  1. Jason Heppler, et al., “Public History as Digital History as Public History,” working group, National Council on Public History Annual Meeting, Nashville, Tennessee, April 2015. 

  2. The Valley of the Shadow: Two Communities in the American Civil War, University of Virginia; Edward L. Ayres, In the Presence of Mine Enemies: The Civil War in the Heart of America, 1859—1864 (New York: Norton, 2004). 

  3. Richard White, Railroaded: The Transcontinentals and the Making of Modern America (New York: Norton, 2012). White’s digital companion, Railroaded, is found at]; William G. Thomas’s The Iron Way likewise had a digital component, providing access to primary sources, data, and visualizations^[William G. Thomas, The Iron Way: Railroads, the Civil War, and the Making of Modern America (New Haven: Yale University Press, 2011). Thomas’s digital companion, Railroads and the Making of Modern America, is at

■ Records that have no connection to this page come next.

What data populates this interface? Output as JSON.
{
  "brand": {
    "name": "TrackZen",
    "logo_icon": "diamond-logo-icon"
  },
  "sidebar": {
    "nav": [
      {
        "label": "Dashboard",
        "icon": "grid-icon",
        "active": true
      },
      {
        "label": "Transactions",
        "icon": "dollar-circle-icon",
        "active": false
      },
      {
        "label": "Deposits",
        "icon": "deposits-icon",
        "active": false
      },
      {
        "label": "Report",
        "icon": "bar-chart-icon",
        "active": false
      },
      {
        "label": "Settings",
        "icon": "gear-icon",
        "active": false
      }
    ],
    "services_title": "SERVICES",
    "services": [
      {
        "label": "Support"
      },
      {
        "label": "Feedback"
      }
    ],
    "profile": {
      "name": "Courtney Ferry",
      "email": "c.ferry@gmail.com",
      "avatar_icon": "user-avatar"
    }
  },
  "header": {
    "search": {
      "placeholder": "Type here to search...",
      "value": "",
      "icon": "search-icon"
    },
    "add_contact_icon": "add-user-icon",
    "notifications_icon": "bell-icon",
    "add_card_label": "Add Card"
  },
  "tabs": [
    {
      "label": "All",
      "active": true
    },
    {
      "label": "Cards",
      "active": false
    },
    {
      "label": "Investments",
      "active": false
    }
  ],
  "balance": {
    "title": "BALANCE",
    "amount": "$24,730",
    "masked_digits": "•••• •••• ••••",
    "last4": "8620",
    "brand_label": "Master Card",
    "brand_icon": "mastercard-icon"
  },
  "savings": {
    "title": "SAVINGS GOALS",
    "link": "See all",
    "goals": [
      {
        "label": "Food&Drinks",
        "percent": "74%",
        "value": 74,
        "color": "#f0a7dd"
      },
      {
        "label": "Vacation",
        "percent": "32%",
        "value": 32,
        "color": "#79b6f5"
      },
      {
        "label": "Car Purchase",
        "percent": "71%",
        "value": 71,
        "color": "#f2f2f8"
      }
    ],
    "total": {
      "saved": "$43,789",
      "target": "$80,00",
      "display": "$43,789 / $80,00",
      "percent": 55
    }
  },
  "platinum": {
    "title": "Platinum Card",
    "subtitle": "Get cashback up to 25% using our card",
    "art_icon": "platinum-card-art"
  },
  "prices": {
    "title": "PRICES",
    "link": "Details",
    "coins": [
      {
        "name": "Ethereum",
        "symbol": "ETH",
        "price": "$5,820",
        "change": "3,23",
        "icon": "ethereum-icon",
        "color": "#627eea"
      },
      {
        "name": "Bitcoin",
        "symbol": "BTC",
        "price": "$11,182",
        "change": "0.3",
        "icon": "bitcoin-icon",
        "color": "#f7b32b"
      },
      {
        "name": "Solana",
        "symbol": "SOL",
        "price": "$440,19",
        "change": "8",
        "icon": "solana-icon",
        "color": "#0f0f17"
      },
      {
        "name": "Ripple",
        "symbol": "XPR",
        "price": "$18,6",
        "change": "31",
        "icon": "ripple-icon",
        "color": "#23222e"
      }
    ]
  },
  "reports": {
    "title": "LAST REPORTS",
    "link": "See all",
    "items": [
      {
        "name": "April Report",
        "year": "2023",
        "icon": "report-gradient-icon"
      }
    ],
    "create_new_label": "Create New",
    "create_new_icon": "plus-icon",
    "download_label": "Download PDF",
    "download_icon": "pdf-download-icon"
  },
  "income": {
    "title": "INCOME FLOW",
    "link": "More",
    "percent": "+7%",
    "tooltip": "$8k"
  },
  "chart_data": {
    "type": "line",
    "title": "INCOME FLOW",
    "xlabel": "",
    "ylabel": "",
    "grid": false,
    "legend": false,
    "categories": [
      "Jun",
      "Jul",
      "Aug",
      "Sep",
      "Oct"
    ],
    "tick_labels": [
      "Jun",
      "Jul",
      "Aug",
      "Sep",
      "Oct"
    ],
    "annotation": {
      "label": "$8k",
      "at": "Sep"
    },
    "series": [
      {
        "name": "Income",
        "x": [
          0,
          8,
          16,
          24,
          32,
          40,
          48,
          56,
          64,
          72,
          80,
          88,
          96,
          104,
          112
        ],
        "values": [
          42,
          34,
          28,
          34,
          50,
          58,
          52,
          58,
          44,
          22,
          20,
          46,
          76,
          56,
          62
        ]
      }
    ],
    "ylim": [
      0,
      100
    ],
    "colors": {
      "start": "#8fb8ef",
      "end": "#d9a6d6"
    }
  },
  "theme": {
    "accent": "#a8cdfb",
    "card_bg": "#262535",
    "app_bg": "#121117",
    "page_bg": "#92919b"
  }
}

  4. Karl Jacoby, Shadows at Dawn: An Apache Massacre and the Violence of History (New York: Penguin Books, 2009). Jacoby’s digital companion, Shadows at Dawn, is at

  5. The same can be said for scholarly articles. Some digital projects provide digital-only whitepapers or pre-prints, such as Stanford’s Spatial History Project Other digital projects may be accompanied by print publications that appear alongside the digital. See, for example, the work of Claire Arcenas and Caroline Winterer, The Correspondence Network of Benjamin Franklin: The London Decades

  6. This is not to suggest there are no digital projects that attempt to be digital-only, but few of those have been peer reviewed let alone granted the imprimatur of an academic press. For example, see Douglas Seefeldt, Horrible Massacre of Emigrants!! The Mountain Meadows Massacre in Public Discourse; Nick Bauch, Enchanting the Desert; Michelle Delaney and Rebecca Wingo, “I Shall Be Glad To See Them”: Gertrude Käsebier’s “Show Indian” Photographs

  7. Library of Congress Chronicling America

  8. Framing Red Power: The American Indian Movement, the Trail of Broken Treaties, and the Politics of Media

  9. Machines in the Valley: Growth, Conflict, and Environmental Politics in Silicon Valley

18 August 2017 · @jaheppler